# Prompt
Go through the listing and pick out each line with the word "name" in it.

# Material for the task
-*-

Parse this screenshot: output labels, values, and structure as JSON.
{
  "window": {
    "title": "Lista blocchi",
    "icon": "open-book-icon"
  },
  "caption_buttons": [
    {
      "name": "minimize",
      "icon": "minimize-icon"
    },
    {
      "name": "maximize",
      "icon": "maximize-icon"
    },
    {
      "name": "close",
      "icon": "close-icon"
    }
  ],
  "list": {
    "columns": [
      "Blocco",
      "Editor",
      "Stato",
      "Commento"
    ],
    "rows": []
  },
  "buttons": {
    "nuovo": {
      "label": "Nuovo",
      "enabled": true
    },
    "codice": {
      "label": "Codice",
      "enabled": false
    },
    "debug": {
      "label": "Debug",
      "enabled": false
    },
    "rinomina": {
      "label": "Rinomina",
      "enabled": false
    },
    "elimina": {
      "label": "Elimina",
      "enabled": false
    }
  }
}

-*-

# Answer space
      "name": "minimize",
      "name": "maximize",
      "name": "close",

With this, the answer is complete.